Texas and other parts of the Great Plains and Mid-South are just emerging from a deadly winter storm that sent temperatures to record-low levels and crippled power grids. But experts say Americans, even those in the so-called Sun Belt, need to prepare because storms such as these are on the rise.

At least 24 people have died this week, some from fires or carbon monoxide poisoning while trying to stay warm in their homes, according to the Associated Press. Oklahoma City experienced an Arctic blast that dropped temperatures to as low as minus-14.

"This is a different type of storm," said Kendra Clements, who opened her Oklahoma City business building to shelter homeless people. Some of the sheltered had already sustained frostbite, hypothermia and came with icicles in their hair.

Experts say it is merely a harbinger of what is to come as climate and natural disasters get worse.

Power supplies of all sorts failed in the face of the extreme cold. Natural gas-fired power plants went offline and, to a lesser degree, wind turbines froze and stopped turning. More than 100 million live where there are active winter weather warnings, watches and advisories. Blackouts are expected to continue in some parts of the U.S. for days.

As climate change gets worse, severe and record-breaking conditions become more common. Texas built its power system to withstand air conditioning demand in the summer, not polar-level cold in the winter.

"This definitely was an anomaly," said Sara Eftekharnejad, an assistant professor of electrical engineering and computer science at Syracuse University. But she said it's likely to occur more often because of climate change.

"There probably needs to be better planning, because we're starting to see more extreme weather events across the country," she said, specifically mentioning the severe cold in Texas and intense heat last year in California that set the stage for deadly wildfires.

People can take steps to prepare, as well. Ready.gov recommends preparing for winter weather by properly insulating your home, caulking and weather-stripping around windows and doors, and taking measures to keep pipes from freezing. Have smoke alarms and carbon monoxide detectors with battery backups available.

Additionally, people should have supplies for several days if the power goes out, keep medication supplies current, and have extra batteries available for radios and flashlights. For your car, have an emergency supply kit that includes jumper cables, sand, a flashlight, warm clothes, blankets, bottled water and non-perishable foods. The site also advises keeping a full tank of gas when possible.

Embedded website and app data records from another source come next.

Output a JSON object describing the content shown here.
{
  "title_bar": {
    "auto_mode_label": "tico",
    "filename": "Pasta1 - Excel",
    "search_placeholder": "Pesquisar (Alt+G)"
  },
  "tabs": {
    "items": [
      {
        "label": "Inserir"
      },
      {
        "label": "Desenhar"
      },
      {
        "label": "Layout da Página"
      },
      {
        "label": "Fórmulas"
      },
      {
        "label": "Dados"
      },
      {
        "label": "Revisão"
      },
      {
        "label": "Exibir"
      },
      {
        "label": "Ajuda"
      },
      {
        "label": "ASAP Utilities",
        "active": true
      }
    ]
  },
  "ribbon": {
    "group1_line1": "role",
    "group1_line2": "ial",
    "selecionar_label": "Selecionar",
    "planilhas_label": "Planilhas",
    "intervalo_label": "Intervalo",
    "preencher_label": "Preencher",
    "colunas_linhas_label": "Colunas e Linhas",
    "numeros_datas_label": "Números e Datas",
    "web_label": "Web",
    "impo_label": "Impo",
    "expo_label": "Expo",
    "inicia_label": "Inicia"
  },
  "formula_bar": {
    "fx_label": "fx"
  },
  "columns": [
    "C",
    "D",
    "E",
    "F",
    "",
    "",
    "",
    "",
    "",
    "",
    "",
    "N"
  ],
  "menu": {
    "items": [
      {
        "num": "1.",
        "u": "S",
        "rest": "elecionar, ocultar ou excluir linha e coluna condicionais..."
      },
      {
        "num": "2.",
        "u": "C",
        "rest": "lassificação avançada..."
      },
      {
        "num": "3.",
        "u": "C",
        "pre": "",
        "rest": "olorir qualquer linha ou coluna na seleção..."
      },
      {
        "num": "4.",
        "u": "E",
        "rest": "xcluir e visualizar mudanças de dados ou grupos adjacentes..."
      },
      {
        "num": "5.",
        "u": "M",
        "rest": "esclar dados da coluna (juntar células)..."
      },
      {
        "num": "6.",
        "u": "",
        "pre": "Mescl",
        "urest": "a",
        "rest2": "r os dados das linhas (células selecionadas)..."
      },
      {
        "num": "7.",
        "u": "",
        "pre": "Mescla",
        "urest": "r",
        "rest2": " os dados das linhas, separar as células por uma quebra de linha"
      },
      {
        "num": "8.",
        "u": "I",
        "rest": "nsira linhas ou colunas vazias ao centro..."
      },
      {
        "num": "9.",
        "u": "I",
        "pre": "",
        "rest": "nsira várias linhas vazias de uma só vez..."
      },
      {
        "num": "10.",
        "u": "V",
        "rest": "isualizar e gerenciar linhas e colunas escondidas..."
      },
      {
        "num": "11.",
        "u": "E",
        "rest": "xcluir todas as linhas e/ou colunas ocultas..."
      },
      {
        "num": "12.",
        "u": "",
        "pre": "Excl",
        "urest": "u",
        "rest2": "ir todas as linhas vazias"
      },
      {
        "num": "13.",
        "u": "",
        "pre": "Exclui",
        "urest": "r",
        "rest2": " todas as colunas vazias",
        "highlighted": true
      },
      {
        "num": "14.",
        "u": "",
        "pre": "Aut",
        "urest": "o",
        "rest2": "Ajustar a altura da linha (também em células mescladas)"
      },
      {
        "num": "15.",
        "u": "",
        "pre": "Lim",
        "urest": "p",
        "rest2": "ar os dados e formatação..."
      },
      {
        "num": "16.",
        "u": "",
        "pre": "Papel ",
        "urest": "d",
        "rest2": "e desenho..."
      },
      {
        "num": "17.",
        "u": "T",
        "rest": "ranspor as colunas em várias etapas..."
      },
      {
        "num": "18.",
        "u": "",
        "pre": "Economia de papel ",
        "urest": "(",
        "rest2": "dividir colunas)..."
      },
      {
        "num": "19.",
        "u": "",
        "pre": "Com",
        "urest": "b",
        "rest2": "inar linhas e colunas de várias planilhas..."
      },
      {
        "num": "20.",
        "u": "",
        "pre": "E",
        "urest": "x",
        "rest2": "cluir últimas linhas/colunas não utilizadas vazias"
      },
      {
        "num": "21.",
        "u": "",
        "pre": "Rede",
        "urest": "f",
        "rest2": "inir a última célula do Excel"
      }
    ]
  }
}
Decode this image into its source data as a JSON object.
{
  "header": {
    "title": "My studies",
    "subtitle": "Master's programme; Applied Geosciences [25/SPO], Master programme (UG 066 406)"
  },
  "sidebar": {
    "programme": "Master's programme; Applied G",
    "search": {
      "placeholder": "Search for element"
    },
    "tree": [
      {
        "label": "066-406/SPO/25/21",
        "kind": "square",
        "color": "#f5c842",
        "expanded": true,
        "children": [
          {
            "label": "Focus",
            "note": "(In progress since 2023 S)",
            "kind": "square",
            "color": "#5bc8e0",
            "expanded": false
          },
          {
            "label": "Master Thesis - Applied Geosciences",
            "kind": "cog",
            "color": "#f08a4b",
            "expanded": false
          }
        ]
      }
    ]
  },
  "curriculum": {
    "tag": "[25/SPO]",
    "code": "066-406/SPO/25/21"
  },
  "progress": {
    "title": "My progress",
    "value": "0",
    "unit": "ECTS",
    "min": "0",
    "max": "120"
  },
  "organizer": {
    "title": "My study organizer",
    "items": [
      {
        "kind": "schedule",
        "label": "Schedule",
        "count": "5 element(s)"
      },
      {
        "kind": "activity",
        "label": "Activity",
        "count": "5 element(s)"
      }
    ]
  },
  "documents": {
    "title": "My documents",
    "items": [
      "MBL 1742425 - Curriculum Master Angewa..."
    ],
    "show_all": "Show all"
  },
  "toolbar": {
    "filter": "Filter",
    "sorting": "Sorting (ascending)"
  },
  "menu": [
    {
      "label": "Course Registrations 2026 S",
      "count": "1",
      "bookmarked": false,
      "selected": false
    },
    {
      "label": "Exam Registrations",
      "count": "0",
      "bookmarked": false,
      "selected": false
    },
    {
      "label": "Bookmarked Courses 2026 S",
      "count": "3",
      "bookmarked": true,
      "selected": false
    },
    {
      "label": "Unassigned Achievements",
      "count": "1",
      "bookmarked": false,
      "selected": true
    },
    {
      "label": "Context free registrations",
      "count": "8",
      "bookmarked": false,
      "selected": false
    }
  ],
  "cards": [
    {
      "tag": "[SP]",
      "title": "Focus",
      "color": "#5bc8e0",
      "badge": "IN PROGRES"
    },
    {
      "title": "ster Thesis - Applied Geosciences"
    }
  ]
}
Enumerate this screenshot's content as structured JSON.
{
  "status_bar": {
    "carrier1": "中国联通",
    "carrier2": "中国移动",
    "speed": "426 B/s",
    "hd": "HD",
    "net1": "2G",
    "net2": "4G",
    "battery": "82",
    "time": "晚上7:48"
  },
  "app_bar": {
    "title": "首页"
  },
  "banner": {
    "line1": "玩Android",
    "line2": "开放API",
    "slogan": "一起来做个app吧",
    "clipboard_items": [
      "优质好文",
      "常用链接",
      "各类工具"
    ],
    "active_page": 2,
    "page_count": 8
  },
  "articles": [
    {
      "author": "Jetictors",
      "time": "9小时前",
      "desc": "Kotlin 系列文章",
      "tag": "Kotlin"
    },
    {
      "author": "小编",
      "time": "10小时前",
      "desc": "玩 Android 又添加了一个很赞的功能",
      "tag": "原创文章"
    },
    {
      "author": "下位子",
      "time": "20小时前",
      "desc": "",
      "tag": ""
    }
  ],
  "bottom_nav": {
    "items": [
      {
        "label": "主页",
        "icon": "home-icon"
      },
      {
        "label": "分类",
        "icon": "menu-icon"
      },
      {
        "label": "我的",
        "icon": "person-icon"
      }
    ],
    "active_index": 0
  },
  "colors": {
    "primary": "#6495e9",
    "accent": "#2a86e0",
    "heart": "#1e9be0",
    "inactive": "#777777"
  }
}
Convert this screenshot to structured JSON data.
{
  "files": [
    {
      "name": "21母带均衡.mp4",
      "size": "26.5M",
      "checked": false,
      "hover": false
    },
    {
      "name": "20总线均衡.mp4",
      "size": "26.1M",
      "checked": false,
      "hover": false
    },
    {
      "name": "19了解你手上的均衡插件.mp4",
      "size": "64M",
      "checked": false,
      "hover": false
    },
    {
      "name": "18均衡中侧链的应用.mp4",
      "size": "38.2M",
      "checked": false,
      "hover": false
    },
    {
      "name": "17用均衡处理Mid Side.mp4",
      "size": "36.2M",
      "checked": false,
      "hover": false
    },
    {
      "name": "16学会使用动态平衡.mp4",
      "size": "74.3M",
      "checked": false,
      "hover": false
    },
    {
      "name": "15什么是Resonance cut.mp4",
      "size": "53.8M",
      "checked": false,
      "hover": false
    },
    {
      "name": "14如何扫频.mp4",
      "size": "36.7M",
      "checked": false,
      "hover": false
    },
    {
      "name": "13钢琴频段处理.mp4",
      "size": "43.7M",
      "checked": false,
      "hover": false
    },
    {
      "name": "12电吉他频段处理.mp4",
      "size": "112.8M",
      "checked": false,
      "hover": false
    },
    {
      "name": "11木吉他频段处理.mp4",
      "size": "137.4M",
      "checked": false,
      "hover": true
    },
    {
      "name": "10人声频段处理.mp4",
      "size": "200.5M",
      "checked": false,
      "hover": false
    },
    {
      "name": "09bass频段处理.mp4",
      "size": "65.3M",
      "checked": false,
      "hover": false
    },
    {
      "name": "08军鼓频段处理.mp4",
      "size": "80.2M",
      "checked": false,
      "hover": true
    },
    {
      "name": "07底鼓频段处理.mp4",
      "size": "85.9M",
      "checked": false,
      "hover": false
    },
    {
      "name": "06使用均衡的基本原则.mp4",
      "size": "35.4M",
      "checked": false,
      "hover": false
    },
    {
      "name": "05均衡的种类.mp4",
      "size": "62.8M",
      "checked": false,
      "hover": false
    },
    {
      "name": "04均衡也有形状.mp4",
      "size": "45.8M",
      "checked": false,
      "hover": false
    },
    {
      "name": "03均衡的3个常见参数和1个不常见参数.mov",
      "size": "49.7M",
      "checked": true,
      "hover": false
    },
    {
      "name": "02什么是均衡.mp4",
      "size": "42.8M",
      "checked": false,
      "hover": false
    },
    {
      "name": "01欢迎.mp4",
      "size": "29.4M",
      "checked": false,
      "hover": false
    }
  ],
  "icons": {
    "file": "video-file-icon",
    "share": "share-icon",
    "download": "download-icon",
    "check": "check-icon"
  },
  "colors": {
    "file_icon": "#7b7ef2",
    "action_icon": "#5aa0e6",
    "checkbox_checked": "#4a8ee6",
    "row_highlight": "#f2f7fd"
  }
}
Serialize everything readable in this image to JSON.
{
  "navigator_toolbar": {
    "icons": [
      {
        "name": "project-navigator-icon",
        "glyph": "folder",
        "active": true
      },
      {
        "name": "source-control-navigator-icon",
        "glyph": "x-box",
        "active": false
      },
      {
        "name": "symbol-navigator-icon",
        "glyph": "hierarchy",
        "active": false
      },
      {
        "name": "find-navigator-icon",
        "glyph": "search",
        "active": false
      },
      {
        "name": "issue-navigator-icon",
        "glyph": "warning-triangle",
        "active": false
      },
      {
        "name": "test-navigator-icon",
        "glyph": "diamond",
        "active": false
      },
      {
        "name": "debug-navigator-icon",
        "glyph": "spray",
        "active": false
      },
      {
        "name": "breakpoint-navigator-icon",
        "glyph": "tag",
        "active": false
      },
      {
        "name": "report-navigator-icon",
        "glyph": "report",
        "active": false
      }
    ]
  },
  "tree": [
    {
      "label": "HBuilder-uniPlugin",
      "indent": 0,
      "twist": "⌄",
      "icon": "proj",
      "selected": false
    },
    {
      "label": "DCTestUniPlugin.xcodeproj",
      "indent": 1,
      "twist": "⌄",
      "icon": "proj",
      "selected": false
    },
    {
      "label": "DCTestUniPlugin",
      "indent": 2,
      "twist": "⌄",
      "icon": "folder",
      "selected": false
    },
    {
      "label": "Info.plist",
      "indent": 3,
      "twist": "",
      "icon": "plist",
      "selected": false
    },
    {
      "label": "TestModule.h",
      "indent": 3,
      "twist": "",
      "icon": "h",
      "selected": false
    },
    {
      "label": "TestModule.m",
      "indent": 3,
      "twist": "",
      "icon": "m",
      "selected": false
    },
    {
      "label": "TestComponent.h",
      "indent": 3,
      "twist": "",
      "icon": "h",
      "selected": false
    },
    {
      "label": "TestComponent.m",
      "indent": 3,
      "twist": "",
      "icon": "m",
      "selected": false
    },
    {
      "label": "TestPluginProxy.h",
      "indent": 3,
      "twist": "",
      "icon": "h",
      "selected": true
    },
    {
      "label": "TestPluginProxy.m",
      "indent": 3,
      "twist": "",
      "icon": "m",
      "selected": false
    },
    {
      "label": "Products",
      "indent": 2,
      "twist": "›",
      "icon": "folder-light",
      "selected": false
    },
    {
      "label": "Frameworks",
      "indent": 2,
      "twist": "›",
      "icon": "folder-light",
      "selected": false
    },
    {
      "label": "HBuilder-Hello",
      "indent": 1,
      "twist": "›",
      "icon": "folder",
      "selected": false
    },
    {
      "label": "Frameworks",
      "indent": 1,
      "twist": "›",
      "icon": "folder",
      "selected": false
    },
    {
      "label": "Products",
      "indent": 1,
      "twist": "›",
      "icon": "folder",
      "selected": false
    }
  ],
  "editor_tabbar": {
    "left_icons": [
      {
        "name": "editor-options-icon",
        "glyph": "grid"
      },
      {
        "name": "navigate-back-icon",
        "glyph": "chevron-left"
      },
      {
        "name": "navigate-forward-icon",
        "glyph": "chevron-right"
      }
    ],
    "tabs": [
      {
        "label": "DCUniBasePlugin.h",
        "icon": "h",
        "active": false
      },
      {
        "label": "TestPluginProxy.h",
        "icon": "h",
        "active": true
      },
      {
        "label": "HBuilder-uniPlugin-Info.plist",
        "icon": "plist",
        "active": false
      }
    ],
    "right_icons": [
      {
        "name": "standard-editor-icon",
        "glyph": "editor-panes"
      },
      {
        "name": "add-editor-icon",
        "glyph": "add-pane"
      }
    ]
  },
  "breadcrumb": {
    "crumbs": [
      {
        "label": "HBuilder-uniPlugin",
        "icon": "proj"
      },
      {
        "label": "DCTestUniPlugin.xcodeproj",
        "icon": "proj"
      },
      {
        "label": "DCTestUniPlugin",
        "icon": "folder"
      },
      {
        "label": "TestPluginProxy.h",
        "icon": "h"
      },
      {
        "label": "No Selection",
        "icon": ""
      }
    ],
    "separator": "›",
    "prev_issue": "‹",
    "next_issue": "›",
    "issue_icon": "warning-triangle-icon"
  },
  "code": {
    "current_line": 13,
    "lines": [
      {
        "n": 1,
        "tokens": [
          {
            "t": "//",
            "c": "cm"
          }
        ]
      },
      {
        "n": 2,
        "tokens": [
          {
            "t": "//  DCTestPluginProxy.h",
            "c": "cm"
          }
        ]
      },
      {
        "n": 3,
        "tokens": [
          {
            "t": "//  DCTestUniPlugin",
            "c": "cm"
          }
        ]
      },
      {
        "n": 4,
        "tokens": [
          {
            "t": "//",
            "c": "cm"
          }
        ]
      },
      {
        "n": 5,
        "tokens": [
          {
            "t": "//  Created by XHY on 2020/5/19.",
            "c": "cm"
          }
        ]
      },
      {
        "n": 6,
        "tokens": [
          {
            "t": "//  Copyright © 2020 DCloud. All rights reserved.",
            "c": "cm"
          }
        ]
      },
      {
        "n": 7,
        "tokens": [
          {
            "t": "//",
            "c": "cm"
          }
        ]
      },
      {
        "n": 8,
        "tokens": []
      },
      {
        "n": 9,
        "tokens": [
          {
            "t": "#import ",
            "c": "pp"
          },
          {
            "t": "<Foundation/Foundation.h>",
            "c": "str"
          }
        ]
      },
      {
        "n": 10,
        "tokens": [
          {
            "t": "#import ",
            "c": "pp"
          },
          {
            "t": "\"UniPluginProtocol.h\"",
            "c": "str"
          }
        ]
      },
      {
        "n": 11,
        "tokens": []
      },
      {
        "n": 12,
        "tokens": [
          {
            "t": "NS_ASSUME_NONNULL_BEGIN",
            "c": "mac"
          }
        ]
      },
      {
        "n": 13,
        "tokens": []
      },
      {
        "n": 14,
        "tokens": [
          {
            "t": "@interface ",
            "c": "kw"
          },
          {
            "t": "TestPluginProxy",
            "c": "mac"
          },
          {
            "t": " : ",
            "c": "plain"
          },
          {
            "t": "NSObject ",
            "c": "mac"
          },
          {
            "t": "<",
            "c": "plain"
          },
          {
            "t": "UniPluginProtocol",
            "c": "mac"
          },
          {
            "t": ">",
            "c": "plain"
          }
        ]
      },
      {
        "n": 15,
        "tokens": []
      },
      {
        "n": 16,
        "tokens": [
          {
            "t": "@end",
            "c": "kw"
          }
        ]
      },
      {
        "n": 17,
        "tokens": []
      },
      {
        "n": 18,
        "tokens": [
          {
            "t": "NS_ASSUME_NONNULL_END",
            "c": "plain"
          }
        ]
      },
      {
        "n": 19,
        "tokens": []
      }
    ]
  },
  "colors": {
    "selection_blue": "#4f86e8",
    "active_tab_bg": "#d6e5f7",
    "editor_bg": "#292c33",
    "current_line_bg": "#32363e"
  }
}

A winter weather system will bring snow into southern states early next week.
Unusual weather patterns such as what hit Texas and other southern areas will be on the rise. National Weather Service